Aiden joined Mac. She slipped her gloves off and dropped them in her pocket. The lingering cold from the outside attack of the storm had hit her. She zipped up her blue jacket, the twin of Mac's with the words "Crime Scene Unit" in white letters across the back.
"He wasn't going out jogging in his slippers," said Mac, watching the body being loaded into the ambulance.
"Where was he going?" asked Aiden.
"Or coming from?" answered Mac.
"Somewhere between fifteen and twenty-one, which is the penthouse," she said. "The buttons show the elevator doesn't go between one and fourteen, but it does go to the lobby and the basement. There's a B button on the elevator. No garage."
"You take the basement. I'll start on fifteen."
"Whoever shot our victim stood outside the elevator," Aiden said. "No powder burns on his shirt. Elevator's too small to fire a shot and leave no powder burn."
"And," she added, "he or she was a good shot.

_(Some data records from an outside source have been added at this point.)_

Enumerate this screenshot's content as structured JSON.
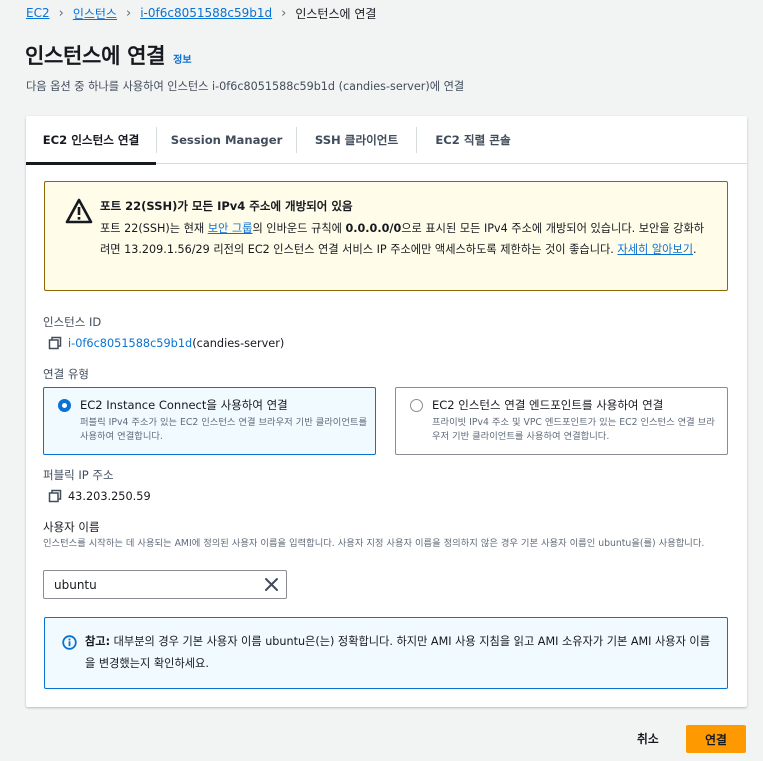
{
  "breadcrumb": {
    "items": [
      "EC2",
      "인스턴스",
      "i-0f6c8051588c59b1d"
    ],
    "current": "인스턴스에 연결"
  },
  "page": {
    "title": "인스턴스에 연결",
    "info_link": "정보",
    "description": "다음 옵션 중 하나를 사용하여 인스턴스 i-0f6c8051588c59b1d (candies-server)에 연결"
  },
  "tabs": [
    "EC2 인스턴스 연결",
    "Session Manager",
    "SSH 클라이언트",
    "EC2 직렬 콘솔"
  ],
  "warning": {
    "title": "포트 22(SSH)가 모든 IPv4 주소에 개방되어 있음",
    "text_1": "포트 22(SSH)는 현재 ",
    "link_security_group": "보안 그룹",
    "text_2": "의 인바운드 규칙에 ",
    "cidr": "0.0.0.0/0",
    "text_3": "으로 표시된 모든 IPv4 주소에 개방되어 있습니다. 보안을 강화하려면 13.209.1.56/29 리전의 EC2 인스턴스 연결 서비스 IP 주소에만 액세스하도록 제한하는 것이 좋습니다. ",
    "link_learn_more": "자세히 알아보기",
    "text_4": "."
  },
  "instance": {
    "label": "인스턴스 ID",
    "id": "i-0f6c8051588c59b1d",
    "name": " (candies-server)"
  },
  "connection_type": {
    "label": "연결 유형",
    "options": [
      {
        "title": "EC2 Instance Connect을 사용하여 연결",
        "desc": "퍼블릭 IPv4 주소가 있는 EC2 인스턴스 연결 브라우저 기반 클라이언트를 사용하여 연결합니다.",
        "selected": true
      },
      {
        "title": "EC2 인스턴스 연결 엔드포인트를 사용하여 연결",
        "desc": "프라이빗 IPv4 주소 및 VPC 엔드포인트가 있는 EC2 인스턴스 연결 브라우저 기반 클라이언트를 사용하여 연결합니다.",
        "selected": false
      }
    ]
  },
  "public_ip": {
    "label": "퍼블릭 IP 주소",
    "value": "43.203.250.59"
  },
  "username": {
    "label": "사용자 이름",
    "description": "인스턴스를 시작하는 데 사용되는 AMI에 정의된 사용자 이름을 입력합니다. 사용자 지정 사용자 이름을 정의하지 않은 경우 기본 사용자 이름인 ubuntu을(를) 사용합니다.",
    "value": "ubuntu"
  },
  "note": {
    "bold": "참고:",
    "text": " 대부분의 경우 기본 사용자 이름 ubuntu은(는) 정확합니다. 하지만 AMI 사용 지침을 읽고 AMI 소유자가 기본 AMI 사용자 이름을 변경했는지 확인하세요."
  },
  "actions": {
    "cancel": "취소",
    "connect": "연결"
  },
  "colors": {
    "link": "#0972d3",
    "primary_button": "#ff9900",
    "warning_bg": "#fffce9",
    "warning_border": "#8d6605",
    "info_bg": "#f1faff"
  },
  "icons": [
    "warning-icon",
    "copy-icon",
    "clear-icon",
    "info-icon",
    "chevron-right-icon"
  ]
}
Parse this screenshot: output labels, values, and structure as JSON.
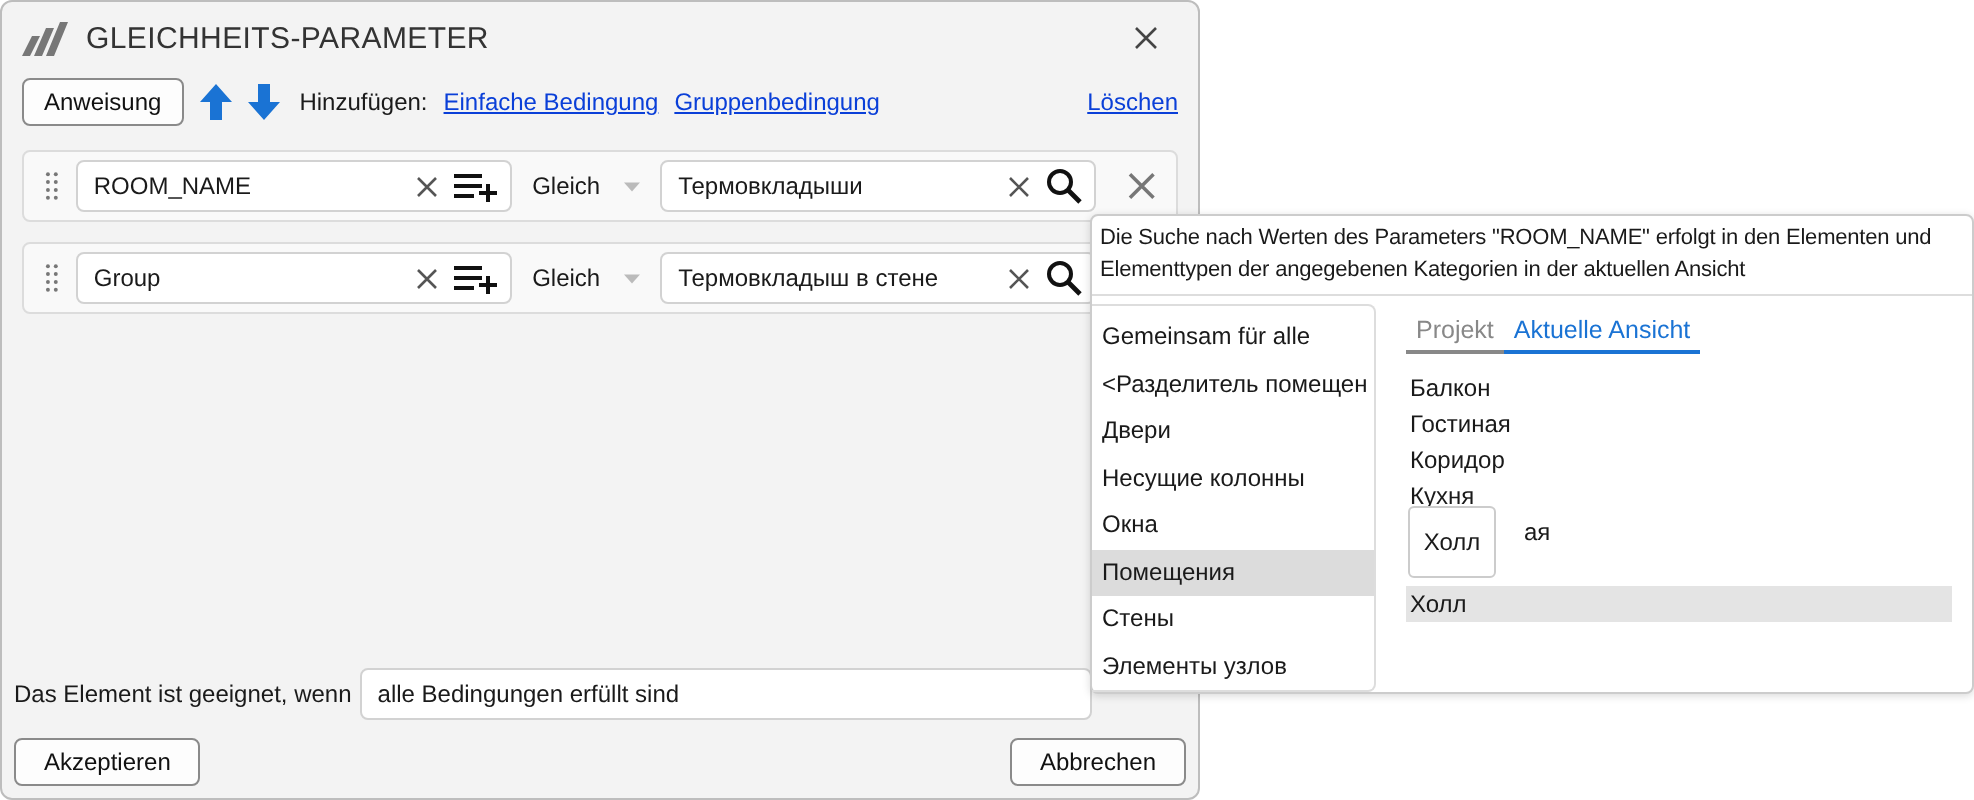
{
  "window": {
    "title": "GLEICHHEITS-PARAMETER"
  },
  "toolbar": {
    "button": "Anweisung",
    "add_label": "Hinzufügen:",
    "links": [
      "Einfache Bedingung",
      "Gruppenbedingung"
    ],
    "delete_link": "Löschen"
  },
  "conditions": [
    {
      "parameter": "ROOM_NAME",
      "operator": "Gleich",
      "value": "Термовкладыши",
      "delete_shown": true
    },
    {
      "parameter": "Group",
      "operator": "Gleich",
      "value": "Термовкладыш в стене"
    }
  ],
  "footer": {
    "label": "Das Element ist geeignet, wenn",
    "mode": "alle Bedingungen erfüllt sind",
    "buttons": [
      "Akzeptieren",
      "Abbrechen"
    ]
  },
  "popup": {
    "hint": "Die Suche nach Werten des Parameters \"ROOM_NAME\" erfolgt in den Elementen und Elementtypen der angegebenen Kategorien in der aktuellen Ansicht",
    "categories": [
      {
        "label": "Gemeinsam für alle",
        "selected": false
      },
      {
        "label": "<Разделитель помещен",
        "selected": false
      },
      {
        "label": "Двери",
        "selected": false
      },
      {
        "label": "Несущие колонны",
        "selected": false
      },
      {
        "label": "Окна",
        "selected": false
      },
      {
        "label": "Помещения",
        "selected": true
      },
      {
        "label": "Стены",
        "selected": false
      },
      {
        "label": "Элементы узлов",
        "selected": false
      }
    ],
    "tabs": [
      {
        "label": "Projekt",
        "selected": false
      },
      {
        "label": "Aktuelle Ansicht",
        "selected": true
      }
    ],
    "values": [
      {
        "label": "Балкон",
        "selected": false
      },
      {
        "label": "Гостиная",
        "selected": false
      },
      {
        "label": "Коридор",
        "selected": false
      },
      {
        "label": "Кухня",
        "selected": false
      },
      {
        "label": "ая",
        "selected": false
      },
      {
        "label": "Холл",
        "selected": true
      }
    ],
    "drag_tooltip": "Холл"
  }
}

Entry wound is right in line with the heart."
"Can I turn elevator three back on?" asked the doorman.
"No," said Mac. "It's a crime scene. There's a stairwell?"
McGee nodded his head and said, "It's the law."
"The tenants will have to use the staircase down to the fifteenth floor and take one of the elevators from there or keep walking," Mac said.
"They are not going to like that," said McGee, shaking his head. "Not at all. Can I call them and tell them?"
"Right after you give me the names of every tenant from the fifteenth floor up," said Mac.
"I'll write them down for you," said McGee, picking up an automatic pencil from the dark brown desk and clicking it with his thumb.
Copyright © 2005 CBS Broadcasting Inc. and Alliance Atlantis Productions, Inc. All Rights Reserved.